[Records from a data collection]
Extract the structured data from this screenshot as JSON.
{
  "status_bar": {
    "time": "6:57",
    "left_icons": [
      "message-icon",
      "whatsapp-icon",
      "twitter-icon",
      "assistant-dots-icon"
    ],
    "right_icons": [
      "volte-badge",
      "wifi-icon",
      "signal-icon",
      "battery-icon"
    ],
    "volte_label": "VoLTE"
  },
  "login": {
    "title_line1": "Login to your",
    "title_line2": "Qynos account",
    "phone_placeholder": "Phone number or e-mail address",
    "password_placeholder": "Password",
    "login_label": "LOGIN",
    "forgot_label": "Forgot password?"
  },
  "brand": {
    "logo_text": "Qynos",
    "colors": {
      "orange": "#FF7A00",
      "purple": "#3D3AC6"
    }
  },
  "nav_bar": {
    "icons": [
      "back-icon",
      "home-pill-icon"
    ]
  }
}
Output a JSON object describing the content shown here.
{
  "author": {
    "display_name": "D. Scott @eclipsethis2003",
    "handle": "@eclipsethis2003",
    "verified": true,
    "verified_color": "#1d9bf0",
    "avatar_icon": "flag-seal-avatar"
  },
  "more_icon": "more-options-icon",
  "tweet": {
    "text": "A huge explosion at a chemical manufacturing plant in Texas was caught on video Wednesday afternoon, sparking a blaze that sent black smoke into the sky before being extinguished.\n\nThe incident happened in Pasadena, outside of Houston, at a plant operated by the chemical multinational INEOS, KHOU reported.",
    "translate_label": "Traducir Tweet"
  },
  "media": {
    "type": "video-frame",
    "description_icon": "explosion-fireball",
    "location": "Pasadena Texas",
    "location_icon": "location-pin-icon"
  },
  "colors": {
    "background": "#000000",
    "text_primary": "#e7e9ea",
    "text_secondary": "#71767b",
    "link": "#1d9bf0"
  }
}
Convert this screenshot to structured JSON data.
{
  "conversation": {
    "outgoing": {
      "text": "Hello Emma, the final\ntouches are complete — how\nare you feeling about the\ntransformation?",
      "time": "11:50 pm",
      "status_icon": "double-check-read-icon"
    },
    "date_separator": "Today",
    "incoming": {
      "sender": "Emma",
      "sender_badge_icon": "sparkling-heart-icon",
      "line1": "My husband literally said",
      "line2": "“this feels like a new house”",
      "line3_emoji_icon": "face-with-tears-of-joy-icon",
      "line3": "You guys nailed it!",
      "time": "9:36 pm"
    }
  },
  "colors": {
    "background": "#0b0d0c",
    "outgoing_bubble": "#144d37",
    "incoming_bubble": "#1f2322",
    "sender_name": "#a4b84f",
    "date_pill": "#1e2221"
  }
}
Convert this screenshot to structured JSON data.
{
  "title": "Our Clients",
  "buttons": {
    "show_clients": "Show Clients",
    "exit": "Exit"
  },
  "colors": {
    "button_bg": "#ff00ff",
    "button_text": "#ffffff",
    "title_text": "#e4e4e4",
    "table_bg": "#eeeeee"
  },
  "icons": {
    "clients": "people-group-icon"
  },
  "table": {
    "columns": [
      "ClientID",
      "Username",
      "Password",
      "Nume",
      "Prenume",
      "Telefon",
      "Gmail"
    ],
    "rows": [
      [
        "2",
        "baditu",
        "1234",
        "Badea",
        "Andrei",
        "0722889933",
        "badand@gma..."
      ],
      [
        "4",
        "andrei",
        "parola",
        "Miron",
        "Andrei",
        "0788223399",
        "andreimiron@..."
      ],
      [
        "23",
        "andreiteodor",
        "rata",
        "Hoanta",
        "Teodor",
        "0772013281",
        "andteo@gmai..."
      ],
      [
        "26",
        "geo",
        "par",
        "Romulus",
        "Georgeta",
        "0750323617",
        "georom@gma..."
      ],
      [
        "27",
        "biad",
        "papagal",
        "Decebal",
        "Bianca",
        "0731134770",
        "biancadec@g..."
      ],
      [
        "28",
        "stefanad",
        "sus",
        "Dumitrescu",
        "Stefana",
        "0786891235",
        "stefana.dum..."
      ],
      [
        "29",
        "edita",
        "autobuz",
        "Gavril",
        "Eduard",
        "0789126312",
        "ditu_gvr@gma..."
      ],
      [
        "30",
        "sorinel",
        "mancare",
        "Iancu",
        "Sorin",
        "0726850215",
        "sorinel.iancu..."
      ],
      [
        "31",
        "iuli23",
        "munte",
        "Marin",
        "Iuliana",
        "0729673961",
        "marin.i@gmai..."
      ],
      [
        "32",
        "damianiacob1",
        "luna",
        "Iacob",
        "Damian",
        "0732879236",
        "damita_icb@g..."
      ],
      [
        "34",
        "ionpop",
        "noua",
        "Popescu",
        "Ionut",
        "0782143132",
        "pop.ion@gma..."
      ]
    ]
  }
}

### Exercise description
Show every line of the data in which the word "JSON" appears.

### Task response
Extract the structured data from this screenshot as JSON.
Output a JSON object describing the content shown here.
Convert this screenshot to structured JSON data.
Convert this screenshot to structured JSON data.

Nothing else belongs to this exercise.